• TRY IT
Retype the data that follows with no alterations, please.

Top of DATA SHOWN

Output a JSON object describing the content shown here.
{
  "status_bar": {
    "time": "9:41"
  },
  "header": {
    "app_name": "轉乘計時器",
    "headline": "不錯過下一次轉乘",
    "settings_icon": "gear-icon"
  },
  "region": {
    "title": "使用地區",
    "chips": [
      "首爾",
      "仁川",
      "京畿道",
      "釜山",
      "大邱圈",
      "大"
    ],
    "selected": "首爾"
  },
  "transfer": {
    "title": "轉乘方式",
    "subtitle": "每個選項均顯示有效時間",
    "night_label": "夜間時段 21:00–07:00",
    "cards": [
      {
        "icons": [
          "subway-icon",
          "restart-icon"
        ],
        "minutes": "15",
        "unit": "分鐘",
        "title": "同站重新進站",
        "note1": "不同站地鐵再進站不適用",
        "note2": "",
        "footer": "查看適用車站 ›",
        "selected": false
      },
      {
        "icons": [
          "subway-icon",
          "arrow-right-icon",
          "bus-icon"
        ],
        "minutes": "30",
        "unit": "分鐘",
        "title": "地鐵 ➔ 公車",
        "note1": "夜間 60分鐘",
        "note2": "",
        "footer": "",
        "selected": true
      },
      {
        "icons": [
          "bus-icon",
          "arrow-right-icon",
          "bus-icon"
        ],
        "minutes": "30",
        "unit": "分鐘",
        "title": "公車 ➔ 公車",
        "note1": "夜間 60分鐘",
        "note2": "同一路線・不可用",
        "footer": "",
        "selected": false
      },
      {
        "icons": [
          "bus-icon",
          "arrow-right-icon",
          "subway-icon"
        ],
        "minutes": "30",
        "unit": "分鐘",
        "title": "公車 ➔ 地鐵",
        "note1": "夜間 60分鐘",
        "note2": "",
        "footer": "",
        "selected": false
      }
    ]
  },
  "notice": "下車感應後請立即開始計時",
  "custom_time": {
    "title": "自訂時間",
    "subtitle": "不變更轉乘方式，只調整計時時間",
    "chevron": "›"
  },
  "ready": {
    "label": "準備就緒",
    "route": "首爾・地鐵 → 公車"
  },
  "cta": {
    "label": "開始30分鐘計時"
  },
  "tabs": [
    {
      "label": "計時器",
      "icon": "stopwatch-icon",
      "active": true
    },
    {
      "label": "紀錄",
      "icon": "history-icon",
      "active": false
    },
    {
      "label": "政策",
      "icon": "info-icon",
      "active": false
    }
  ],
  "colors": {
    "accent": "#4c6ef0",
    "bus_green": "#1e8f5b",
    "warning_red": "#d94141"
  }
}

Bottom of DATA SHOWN

• ANSWER BOX
Output a JSON object describing the content shown here.
{
  "status_bar": {
    "time": "9:41"
  },
  "header": {
    "app_name": "轉乘計時器",
    "headline": "不錯過下一次轉乘",
    "settings_icon": "gear-icon"
  },
  "region": {
    "title": "使用地區",
    "chips": [
      "首爾",
      "仁川",
      "京畿道",
      "釜山",
      "大邱圈",
      "大"
    ],
    "selected": "首爾"
  },
  "transfer": {
    "title": "轉乘方式",
    "subtitle": "每個選項均顯示有效時間",
    "night_label": "夜間時段 21:00–07:00",
    "cards": [
      {
        "icons": [
          "subway-icon",
          "restart-icon"
        ],
        "minutes": "15",
        "unit": "分鐘",
        "title": "同站重新進站",
        "note1": "不同站地鐵再進站不適用",
        "note2": "",
        "footer": "查看適用車站 ›",
        "selected": false
      },
      {
        "icons": [
          "subway-icon",
          "arrow-right-icon",
          "bus-icon"
        ],
        "minutes": "30",
        "unit": "分鐘",
        "title": "地鐵 ➔ 公車",
        "note1": "夜間 60分鐘",
        "note2": "",
        "footer": "",
        "selected": true
      },
      {
        "icons": [
          "bus-icon",
          "arrow-right-icon",
          "bus-icon"
        ],
        "minutes": "30",
        "unit": "分鐘",
        "title": "公車 ➔ 公車",
        "note1": "夜間 60分鐘",
        "note2": "同一路線・不可用",
        "footer": "",
        "selected": false
      },
      {
        "icons": [
          "bus-icon",
          "arrow-right-icon",
          "subway-icon"
        ],
        "minutes": "30",
        "unit": "分鐘",
        "title": "公車 ➔ 地鐵",
        "note1": "夜間 60分鐘",
        "note2": "",
        "footer": "",
        "selected": false
      }
    ]
  },
  "notice": "下車感應後請立即開始計時",
  "custom_time": {
    "title": "自訂時間",
    "subtitle": "不變更轉乘方式，只調整計時時間",
    "chevron": "›"
  },
  "ready": {
    "label": "準備就緒",
    "route": "首爾・地鐵 → 公車"
  },
  "cta": {
    "label": "開始30分鐘計時"
  },
  "tabs": [
    {
      "label": "計時器",
      "icon": "stopwatch-icon",
      "active": true
    },
    {
      "label": "紀錄",
      "icon": "history-icon",
      "active": false
    },
    {
      "label": "政策",
      "icon": "info-icon",
      "active": false
    }
  ],
  "colors": {
    "accent": "#4c6ef0",
    "bus_green": "#1e8f5b",
    "warning_red": "#d94141"
  }
}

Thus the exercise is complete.